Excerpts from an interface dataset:
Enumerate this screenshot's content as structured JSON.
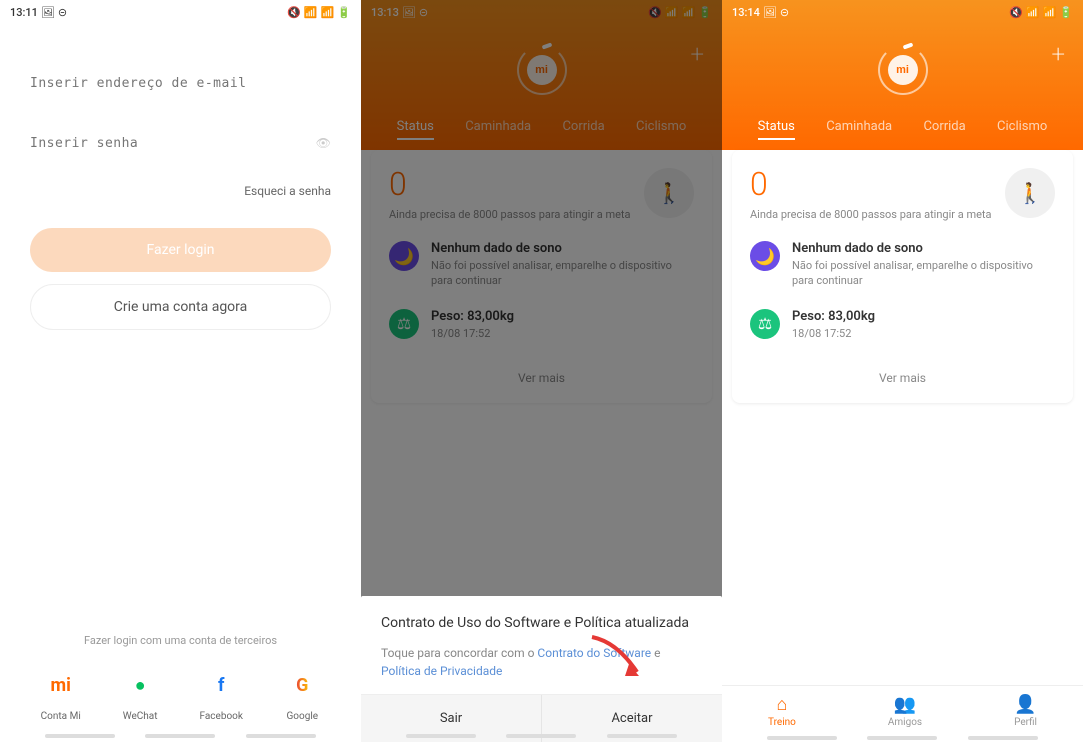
{
  "screen1": {
    "time": "13:11",
    "email_placeholder": "Inserir endereço de e-mail",
    "password_placeholder": "Inserir senha",
    "forgot": "Esqueci a senha",
    "login_btn": "Fazer login",
    "create_btn": "Crie uma conta agora",
    "third_party_title": "Fazer login com uma conta de terceiros",
    "social": [
      {
        "label": "Conta Mi",
        "glyph": "mi"
      },
      {
        "label": "WeChat",
        "glyph": "●"
      },
      {
        "label": "Facebook",
        "glyph": "f"
      },
      {
        "label": "Google",
        "glyph": "G"
      }
    ]
  },
  "screen2": {
    "time": "13:13",
    "tabs": [
      "Status",
      "Caminhada",
      "Corrida",
      "Ciclismo"
    ],
    "steps": "0",
    "steps_sub": "Ainda precisa de 8000 passos para atingir a meta",
    "sleep_title": "Nenhum dado de sono",
    "sleep_sub": "Não foi possível analisar, emparelhe o dispositivo para continuar",
    "weight_title": "Peso: 83,00kg",
    "weight_sub": "18/08 17:52",
    "ver_mais": "Ver mais",
    "dialog_title": "Contrato de Uso do Software e Política atualizada",
    "dialog_text_prefix": "Toque para concordar com o ",
    "dialog_link1": "Contrato do Software",
    "dialog_text_mid": " e ",
    "dialog_link2": "Política de Privacidade",
    "btn_exit": "Sair",
    "btn_accept": "Aceitar"
  },
  "screen3": {
    "time": "13:14",
    "tabs": [
      "Status",
      "Caminhada",
      "Corrida",
      "Ciclismo"
    ],
    "steps": "0",
    "steps_sub": "Ainda precisa de 8000 passos para atingir a meta",
    "sleep_title": "Nenhum dado de sono",
    "sleep_sub": "Não foi possível analisar, emparelhe o dispositivo para continuar",
    "weight_title": "Peso: 83,00kg",
    "weight_sub": "18/08 17:52",
    "ver_mais": "Ver mais",
    "nav": [
      {
        "label": "Treino",
        "icon": "⌂"
      },
      {
        "label": "Amigos",
        "icon": "👥"
      },
      {
        "label": "Perfil",
        "icon": "👤"
      }
    ]
  }
}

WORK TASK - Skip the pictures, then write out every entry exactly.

OUTPUT BELOW -
Enumerate this screenshot's content as structured JSON.
{
  "screen1": {
    "time": "13:11",
    "email_placeholder": "Inserir endereço de e-mail",
    "password_placeholder": "Inserir senha",
    "forgot": "Esqueci a senha",
    "login_btn": "Fazer login",
    "create_btn": "Crie uma conta agora",
    "third_party_title": "Fazer login com uma conta de terceiros",
    "social": [
      {
        "label": "Conta Mi",
        "glyph": "mi"
      },
      {
        "label": "WeChat",
        "glyph": "●"
      },
      {
        "label": "Facebook",
        "glyph": "f"
      },
      {
        "label": "Google",
        "glyph": "G"
      }
    ]
  },
  "screen2": {
    "time": "13:13",
    "tabs": [
      "Status",
      "Caminhada",
      "Corrida",
      "Ciclismo"
    ],
    "steps": "0",
    "steps_sub": "Ainda precisa de 8000 passos para atingir a meta",
    "sleep_title": "Nenhum dado de sono",
    "sleep_sub": "Não foi possível analisar, emparelhe o dispositivo para continuar",
    "weight_title": "Peso: 83,00kg",
    "weight_sub": "18/08 17:52",
    "ver_mais": "Ver mais",
    "dialog_title": "Contrato de Uso do Software e Política atualizada",
    "dialog_text_prefix": "Toque para concordar com o ",
    "dialog_link1": "Contrato do Software",
    "dialog_text_mid": " e ",
    "dialog_link2": "Política de Privacidade",
    "btn_exit": "Sair",
    "btn_accept": "Aceitar"
  },
  "screen3": {
    "time": "13:14",
    "tabs": [
      "Status",
      "Caminhada",
      "Corrida",
      "Ciclismo"
    ],
    "steps": "0",
    "steps_sub": "Ainda precisa de 8000 passos para atingir a meta",
    "sleep_title": "Nenhum dado de sono",
    "sleep_sub": "Não foi possível analisar, emparelhe o dispositivo para continuar",
    "weight_title": "Peso: 83,00kg",
    "weight_sub": "18/08 17:52",
    "ver_mais": "Ver mais",
    "nav": [
      {
        "label": "Treino",
        "icon": "⌂"
      },
      {
        "label": "Amigos",
        "icon": "👥"
      },
      {
        "label": "Perfil",
        "icon": "👤"
      }
    ]
  }
}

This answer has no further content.